Legal definitions: Notary Law

Legal definitions: Notary Law2017-08-10T09:41:35+00:00

escritura

The word escritura occurs in property transactions frequently also as escritura pública. It simply translates as a notarised document. It is the notarised property sales contract. This notarised sales contract has the same function in Spanish legal transactions as a document of ownership. This viewpoint, while not entirely correct, serves as a useful paradigm. Do not confuse Escritura with a Private contract.

primera copia

Is the first certified copy of any public document, e.g. escritura or will (testamento).

testamento

Wills in Spain are notarised. These can be drawn up quite easily with a Spanish notary in two languages. However, caution is required since the notary might not be familiar with applicable law in your home country. Great difficulties can arise from such contradictions regarding wills.
In Spain, joint wills are not possible. Handwritten wills are however possible, but not very common. Before drawing up a will in Spain a consultation with a lawyer knowledgeable in this area is essential.

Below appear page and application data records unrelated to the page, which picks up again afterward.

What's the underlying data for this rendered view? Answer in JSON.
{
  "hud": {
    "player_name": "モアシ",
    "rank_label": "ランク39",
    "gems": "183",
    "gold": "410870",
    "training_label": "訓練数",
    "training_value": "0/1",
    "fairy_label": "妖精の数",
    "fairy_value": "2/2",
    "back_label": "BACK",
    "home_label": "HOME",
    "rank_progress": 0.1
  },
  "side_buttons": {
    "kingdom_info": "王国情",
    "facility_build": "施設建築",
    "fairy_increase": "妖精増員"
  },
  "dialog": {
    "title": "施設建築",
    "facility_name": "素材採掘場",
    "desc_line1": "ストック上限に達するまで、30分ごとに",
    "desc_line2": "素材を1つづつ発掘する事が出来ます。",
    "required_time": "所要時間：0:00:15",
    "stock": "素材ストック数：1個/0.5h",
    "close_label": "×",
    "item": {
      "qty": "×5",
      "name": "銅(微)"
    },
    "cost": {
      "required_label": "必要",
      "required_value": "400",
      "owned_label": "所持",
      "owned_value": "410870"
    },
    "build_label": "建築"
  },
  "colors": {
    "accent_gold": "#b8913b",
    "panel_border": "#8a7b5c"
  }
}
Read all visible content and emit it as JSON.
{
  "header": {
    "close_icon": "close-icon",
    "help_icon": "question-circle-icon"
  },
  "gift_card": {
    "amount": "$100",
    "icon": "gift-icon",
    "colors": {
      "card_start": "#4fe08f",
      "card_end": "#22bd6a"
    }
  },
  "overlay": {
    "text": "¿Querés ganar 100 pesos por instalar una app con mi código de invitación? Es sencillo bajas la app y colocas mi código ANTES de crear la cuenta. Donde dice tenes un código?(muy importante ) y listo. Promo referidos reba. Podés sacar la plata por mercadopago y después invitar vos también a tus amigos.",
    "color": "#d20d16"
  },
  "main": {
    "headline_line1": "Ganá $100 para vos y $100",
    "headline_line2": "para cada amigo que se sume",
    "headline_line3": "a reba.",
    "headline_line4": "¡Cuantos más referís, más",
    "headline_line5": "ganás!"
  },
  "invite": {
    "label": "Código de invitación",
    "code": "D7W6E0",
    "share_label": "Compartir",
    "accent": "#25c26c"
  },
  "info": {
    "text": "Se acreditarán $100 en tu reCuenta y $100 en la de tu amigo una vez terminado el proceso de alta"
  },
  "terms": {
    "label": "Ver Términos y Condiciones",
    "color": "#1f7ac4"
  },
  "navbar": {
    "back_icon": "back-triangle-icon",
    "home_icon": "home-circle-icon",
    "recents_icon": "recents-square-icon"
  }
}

declaración de herencia or declaración de heredero (certificate of inheritance or bequest)

This document is necessary in case of death where Spanish property is involved and can be obtained from the appropriate probate court, if the death certificate is presented and certain other questions answered. However, with deaths of most European citizens, their home statutes may still apply. The district court of the last domicile of the deceased is relevant and a death certificate should be requested. This is to be translated officially and a seal of Apostille applied to comply with Spanish law. If a Spanish will is presented, then the notarised inheritance acceptance (aceptación de herencia) can take place without the certificate
of inheritance.

declaración de ultimas voluntades (Certificate of Absence of a Spanish will)

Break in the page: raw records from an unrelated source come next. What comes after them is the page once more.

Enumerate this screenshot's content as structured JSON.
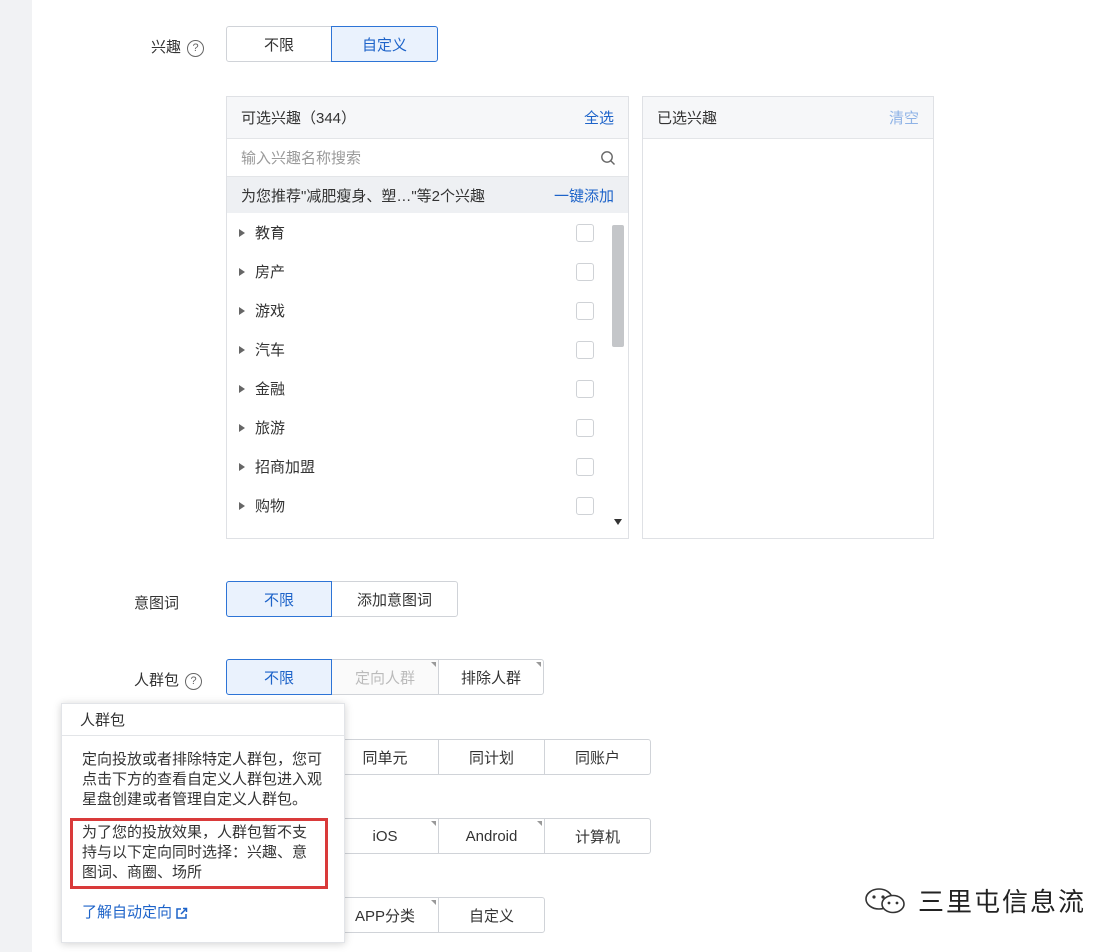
{
  "interest": {
    "label": "兴趣",
    "help_glyph": "?",
    "options": [
      "不限",
      "自定义"
    ],
    "selected": "自定义"
  },
  "available_panel": {
    "title": "可选兴趣（344）",
    "select_all": "全选",
    "search_placeholder": "输入兴趣名称搜索",
    "recommend_text": "为您推荐\"减肥瘦身、塑…\"等2个兴趣",
    "recommend_action": "一键添加",
    "items": [
      {
        "label": "教育"
      },
      {
        "label": "房产"
      },
      {
        "label": "游戏"
      },
      {
        "label": "汽车"
      },
      {
        "label": "金融"
      },
      {
        "label": "旅游"
      },
      {
        "label": "招商加盟"
      },
      {
        "label": "购物"
      }
    ]
  },
  "selected_panel": {
    "title": "已选兴趣",
    "clear": "清空"
  },
  "intent_words": {
    "label": "意图词",
    "options": [
      "不限",
      "添加意图词"
    ],
    "selected": "不限"
  },
  "audience": {
    "label": "人群包",
    "help_glyph": "?",
    "options": [
      "不限",
      "定向人群",
      "排除人群"
    ],
    "selected": "不限",
    "row2_options": [
      "同单元",
      "同计划",
      "同账户"
    ],
    "row3_options": [
      "iOS",
      "Android",
      "计算机"
    ],
    "row4_options": [
      "APP分类",
      "自定义"
    ]
  },
  "popover": {
    "title": "人群包",
    "paragraph": "定向投放或者排除特定人群包，您可点击下方的查看自定义人群包进入观星盘创建或者管理自定义人群包。",
    "warning": "为了您的投放效果，人群包暂不支持与以下定向同时选择：兴趣、意图词、商圈、场所",
    "link": "了解自动定向"
  },
  "watermark": {
    "text": "三里屯信息流"
  },
  "colors": {
    "accent": "#1d63c9",
    "active_bg": "#eaf2fd",
    "warning_border": "#d93a3a"
  }
}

With every acceptance of inheritance a certificate obtained from the local office of the Spanish Ministry of Justice must be presented. There is a central will registry in Spain. If the bequeather has at any time made a will before a Spanish notary, then this can be located. Occasionally one can be surprised by finding a long-forgotten and superseded Spanish will.
Then the Notary must decide which is the most recent and therefore valid document. If no Spanish will is present, one must prove this fact by presentation of the certificate of Absence.

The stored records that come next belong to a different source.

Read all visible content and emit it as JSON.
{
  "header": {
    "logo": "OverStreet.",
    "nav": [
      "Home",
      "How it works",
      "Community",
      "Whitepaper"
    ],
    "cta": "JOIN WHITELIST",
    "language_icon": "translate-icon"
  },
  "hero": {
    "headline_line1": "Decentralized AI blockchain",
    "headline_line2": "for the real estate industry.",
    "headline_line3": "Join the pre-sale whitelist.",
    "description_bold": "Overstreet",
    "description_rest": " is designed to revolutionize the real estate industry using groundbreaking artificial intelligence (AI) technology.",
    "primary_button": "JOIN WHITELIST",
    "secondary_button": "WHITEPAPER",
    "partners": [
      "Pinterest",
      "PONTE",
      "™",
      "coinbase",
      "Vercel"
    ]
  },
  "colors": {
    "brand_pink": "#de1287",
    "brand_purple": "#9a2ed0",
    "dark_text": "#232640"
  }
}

Apostilla (legalisation certificate)

In 1962, the Hague Convention states that an Apostille certificate authenticates the signature of the public official who has signed the document in your home state. The Apostille certificate confirms the person that signed the document has the authority to do so and that the document should therefore be recognised as legal without further evidence in another member state. A member state is any country which has joined the Hague Convention.

traducciones juradas (= official translations)

These are frequently required for legal transactions e.g. in property and inheritance matters as well as in other legal matters in Spain.. Translations from ordinary translation agencies, without an official stamp, are not recognized. In Spain, this authorization is given by the Ministry of Justice in Madrid. Official translations are also needed to receive an inheritance, when the certificate of inheritance must be translated into Spanish. Where no international (if multilingual) death certificate is present, then a national death certificate must be officially translated. More information can be obtained from the qualified translator, Ramon López: www.ralogo.com

asiento

This is a kind of pre –certification which can secure your right to the property registration, but whose validity is limited. There will be a confirmation in the daily report (=protocolo diario) of the land registry office that an entry-requiring procedure, has been taken out, for example an escritura serving as a purchase contract. This procedure called‚ ’asiento de presentación’ gives a 60-day protection and waiting period (extendable up to 180 days) in favour of the person entitled in the document. There is also asiento (de presentación) via fax. The notary sends these upon request of one party and not automatically to the land registry office. This also is a kind of pre –certification, which protects the buyer for a period of ten days. Within these ten days the original document must be submitted to obtain the full 60 day asiento. These protective instruments are useful, but must be applied for and then followed up by the attorney or a Gestoria (tramitacion).